Award in Working with Children
What is this course about?
The qualification covers:
– healthy eating for children and planning and taking part in activities to encourage children to eat healthily
– supporting the provision of a safe learning environment for young children
– health and safety requirements and the importance of keeping all children safe from harm
– designing a range of play activities for young children aimed at their age and stage of development
The qualification is designed for learners aged 16 and above who would like to develop their understanding of the main issues in relation to childcare learning and development.
There are no specific recommended prior learning requirements for this qualification.
Award in Working with Children
How is it taught
You will be taught in the classroom. To achieve the Level 1 Award in Working with Children learners must achieve 5 mandatory units:
How will I be assessed?
To achieve the Level 1 Award in Working with Children learners must successfully demonstrate their achievement of all learning outcomes and assessment criteria of the 5 mandatory units. Grades are not awarded.
Level 1 Award in Working with Children is internally assessed.
What else do I need to know?
The objectives of this qualification are to prepare learners for further training and to support a role in the workplace
What could I do next?
Learners undertaking this qualification could progress into further education, including the following qualifications:
– Level 2 Certificate for the Children and Young People’s Workforce
Primary and nursery education teaching professionals
Primary (and middle school deemed primary) and nursery education teaching professionals plan, organise and provide instruction to children at all levels up to the age of entry into secondary education.
- Assists with or plans and develops curriculum and rota of teaching duties.
- Discusses progress with student, parents and/or other education professionals.
- Supervises teaching assistants and trainees.
- Undertakes pastoral duties.
- Teaches simple songs and rhymes, reads stories and organises various activities to promote language, social and physical development.
- Supervises students and maintains classroom discipline.
- Maintains records of students.
- Prepares students for external examinations and administers and invigilates these examinations.
- Prepares, assigns and corrects exercises and examinations to record and evaluate students.
- Prepares and delivers courses and lessons in accordance with curriculum requirements and teaches a range of subjects.
Special needs education teaching professionals
Special needs education teaching professionals organise and provide instruction at a variety of different levels to children who have emotional, behavioural or learning difficulties or physical disabilities. These professionals may also work with exceptionally gifted pupils.
- Discusses student.
- Updates and maintains students.
- Liaises with other professionals, such as social workers, speech and language therapists and educational psychologists.
- Supervises students in classroom and maintains discipline.
- Prepares, assigns and corrects exercises to record and evaluate students progress.
- Encourages the student to develop self-help skills to circumvent the limitations imposed by their disability.
- Develops and adapts conventional teaching methods to meet the individual student.
- Gives instruction, using techniques appropriate to the student.
- Assesses student.
- Creates a safe, stimulating and supportive learning environment for students.
Nursery nurses and assistants

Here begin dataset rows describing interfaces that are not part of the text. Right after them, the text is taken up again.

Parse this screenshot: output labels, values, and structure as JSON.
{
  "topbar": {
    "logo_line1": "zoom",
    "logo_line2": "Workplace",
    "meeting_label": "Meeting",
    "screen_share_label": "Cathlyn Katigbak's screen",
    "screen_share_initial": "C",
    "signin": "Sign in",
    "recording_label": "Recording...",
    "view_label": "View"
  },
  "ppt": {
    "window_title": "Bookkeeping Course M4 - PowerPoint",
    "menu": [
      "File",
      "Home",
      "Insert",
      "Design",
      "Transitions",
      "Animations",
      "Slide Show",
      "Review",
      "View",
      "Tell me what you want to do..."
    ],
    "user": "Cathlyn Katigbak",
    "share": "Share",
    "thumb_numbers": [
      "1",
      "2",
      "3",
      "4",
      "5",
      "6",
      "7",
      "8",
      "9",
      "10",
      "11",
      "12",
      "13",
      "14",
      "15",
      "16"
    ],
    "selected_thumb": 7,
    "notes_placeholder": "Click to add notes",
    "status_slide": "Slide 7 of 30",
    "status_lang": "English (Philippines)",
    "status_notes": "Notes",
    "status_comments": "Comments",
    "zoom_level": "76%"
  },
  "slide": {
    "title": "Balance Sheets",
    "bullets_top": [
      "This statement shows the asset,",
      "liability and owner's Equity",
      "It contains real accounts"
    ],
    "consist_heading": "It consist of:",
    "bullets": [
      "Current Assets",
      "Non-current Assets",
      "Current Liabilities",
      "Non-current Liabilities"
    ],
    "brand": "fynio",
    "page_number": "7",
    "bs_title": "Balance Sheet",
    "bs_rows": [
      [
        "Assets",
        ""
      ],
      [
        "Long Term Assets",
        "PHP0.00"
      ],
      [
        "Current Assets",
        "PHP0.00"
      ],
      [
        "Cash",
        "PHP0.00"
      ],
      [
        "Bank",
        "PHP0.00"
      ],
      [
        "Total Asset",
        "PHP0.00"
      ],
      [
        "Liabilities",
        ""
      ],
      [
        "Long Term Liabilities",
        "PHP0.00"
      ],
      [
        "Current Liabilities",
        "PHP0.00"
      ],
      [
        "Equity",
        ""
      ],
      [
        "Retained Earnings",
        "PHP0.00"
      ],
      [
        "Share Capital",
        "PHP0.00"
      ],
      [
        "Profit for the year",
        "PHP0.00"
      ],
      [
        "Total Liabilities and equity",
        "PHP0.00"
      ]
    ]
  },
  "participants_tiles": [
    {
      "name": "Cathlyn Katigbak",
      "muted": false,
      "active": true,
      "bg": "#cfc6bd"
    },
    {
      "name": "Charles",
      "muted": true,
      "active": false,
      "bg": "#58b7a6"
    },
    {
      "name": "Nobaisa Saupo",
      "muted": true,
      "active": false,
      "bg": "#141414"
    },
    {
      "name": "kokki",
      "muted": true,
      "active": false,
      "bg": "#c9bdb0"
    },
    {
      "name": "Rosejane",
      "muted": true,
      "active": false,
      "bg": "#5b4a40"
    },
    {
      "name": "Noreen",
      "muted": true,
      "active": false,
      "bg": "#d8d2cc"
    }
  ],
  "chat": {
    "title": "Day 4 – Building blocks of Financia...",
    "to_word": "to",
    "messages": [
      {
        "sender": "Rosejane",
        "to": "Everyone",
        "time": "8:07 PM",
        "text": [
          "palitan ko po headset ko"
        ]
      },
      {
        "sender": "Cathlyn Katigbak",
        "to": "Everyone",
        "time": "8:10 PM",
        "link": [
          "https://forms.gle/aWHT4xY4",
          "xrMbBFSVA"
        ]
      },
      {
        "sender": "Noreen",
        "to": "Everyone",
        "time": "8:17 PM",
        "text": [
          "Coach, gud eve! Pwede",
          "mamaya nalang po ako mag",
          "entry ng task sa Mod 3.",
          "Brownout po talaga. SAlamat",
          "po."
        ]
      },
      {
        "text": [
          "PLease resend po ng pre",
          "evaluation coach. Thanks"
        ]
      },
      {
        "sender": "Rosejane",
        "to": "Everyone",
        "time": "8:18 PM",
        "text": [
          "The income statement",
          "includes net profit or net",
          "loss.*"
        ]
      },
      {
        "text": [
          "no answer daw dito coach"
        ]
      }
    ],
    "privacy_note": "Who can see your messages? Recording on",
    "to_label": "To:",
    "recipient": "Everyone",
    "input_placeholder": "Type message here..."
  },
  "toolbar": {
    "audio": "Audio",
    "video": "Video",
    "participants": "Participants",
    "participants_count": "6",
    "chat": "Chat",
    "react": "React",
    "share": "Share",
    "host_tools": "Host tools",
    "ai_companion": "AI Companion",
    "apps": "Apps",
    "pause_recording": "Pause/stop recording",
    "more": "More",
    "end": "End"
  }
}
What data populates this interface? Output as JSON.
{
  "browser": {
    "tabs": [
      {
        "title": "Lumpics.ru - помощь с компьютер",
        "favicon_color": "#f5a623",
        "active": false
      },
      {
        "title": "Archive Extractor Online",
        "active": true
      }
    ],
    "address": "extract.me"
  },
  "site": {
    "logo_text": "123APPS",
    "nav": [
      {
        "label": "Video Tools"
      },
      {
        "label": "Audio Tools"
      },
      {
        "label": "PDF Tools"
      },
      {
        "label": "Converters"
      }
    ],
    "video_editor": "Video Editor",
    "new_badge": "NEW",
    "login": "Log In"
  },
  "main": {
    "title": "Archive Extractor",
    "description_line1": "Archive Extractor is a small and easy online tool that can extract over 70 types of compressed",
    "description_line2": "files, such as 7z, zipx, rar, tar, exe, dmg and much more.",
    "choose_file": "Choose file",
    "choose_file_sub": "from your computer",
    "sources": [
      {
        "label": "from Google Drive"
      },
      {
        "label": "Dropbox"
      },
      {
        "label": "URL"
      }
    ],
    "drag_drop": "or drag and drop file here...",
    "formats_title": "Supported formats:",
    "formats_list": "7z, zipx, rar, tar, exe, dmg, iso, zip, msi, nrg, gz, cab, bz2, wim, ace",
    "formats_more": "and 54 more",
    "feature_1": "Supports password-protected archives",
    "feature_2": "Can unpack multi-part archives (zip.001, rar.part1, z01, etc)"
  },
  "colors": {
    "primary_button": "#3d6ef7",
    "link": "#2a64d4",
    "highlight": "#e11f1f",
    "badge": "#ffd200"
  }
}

Nursery nurses and assistants care for children from birth up to seven years of age in day or residential nurseries, children’s homes, maternity units and similar establishments.
- Communicates with parents and colleagues on children.
- Writes reports on children.
- Reads stories, organises counting games to help develop language and number skills.
- Plans and organises games and other activities and supervises children.
- Supervises young children at mealtimes.
- Baths, dresses, prepares feed for and feeds babies, changes babies clothing whenever necessary.
Childminders and related occupations
Childminders and related occupations provide day-to-day care of children within a domestic setting, and supervise and participate in their play, educational and other activities.
- Complies with regulations set by OFSTED and their inspection requirements.
- Maintains appropriate records of children.
- Takes older children to and from school.
- Takes children to participate in play groups or on appropriate outings.
- Provides, supervises and participates in children.
- Mends, washes and irons children.
- Plans, prepares and serves children.
- Changes babies.
- Assists children to wash and dress.
Playworkers deliver and facilitate play opportunities for children in a range of formal and informal settings including play groups, play schemes, free play locations, and in pre- and after-school activities.
- Liaises with parents, carers and colleagues and keeps appropriate records.
- Puts away equipment and cleans premises after use.
- Organises and supervises children.
- Organises and supervises children on excursions.
- Encourages children.
- Provides play areas and prepares materials for a wide range of children.
- Supervises children.
Teaching assistants assist teachers with their day-to-day classroom work and with routine administrative tasks.
- Helps with outings and other out-of-classroom activities.
- Makes simple teaching aids and constructs thematic displays of educational material or children.
- Assists children with washing or dressing for outdoor and similar activities.
- Listens to children read, reads to them or tells stories.
- Looks after lesson materials such as paper, pencils and crayons.
- Assists teacher with preparation or clearing up of classroom.
Educational support assistants
Educational support assistants work with teachers to provide one-to-one support for children with particular learning needs.
- Provides feedback to teachers and completes and maintains records.
- Attends to child.
- Helps and encourages child to communicate.
- Implements care programmes, as appropriate.
- Identifies signs of distress and offers reassurance.
- Helps child understand instruction through a variety of means and encourages self-confidence and independence.
- Supports schoolwork under teacher.
Houseparents and residential wardens
Houseparents and residential wardens are responsible for the care and supervision of children, young offenders and the elderly within residential homes and nurseries, schools or institutions for young offenders.
- Keeps records and writes reports.
- Maintains contact and discusses problems/progress with other staff and social workers.
- Establishes and maintains contact with members of the neighbouring community and/or the residents.
- Provides one-to-one counselling or group therapy.
- Ensures that all material needs of residents are provided and endeavours to resolve any problems that they may have.
- Plans and participates in games and leisure activities to encourage emotional, social, physical and intellectual development.
- Creates friendly, secure atmosphere and tries to gain the trust and confidence of those in the home or under supervision.
School midday and crossing patrol occupations
Workers in this unit group supervise the activities of school children during break and meal times and assist children to cross roads near to the entrances of schools.
- Directs children to cross the road when safe.
- Signals approaching traffic to stop by using hand signals and school crossing signs.
- Waits for a safe gap in traffic and walks to the centre of road.
- Meets children wanting to cross the road and directs them to wait at the kerb.
- Assists young children with feeding, dressing, washing and toiletry activities.
- Cares for sick children and administers first aid if necessary.
- Supervises the playground activities of children during meal and break times.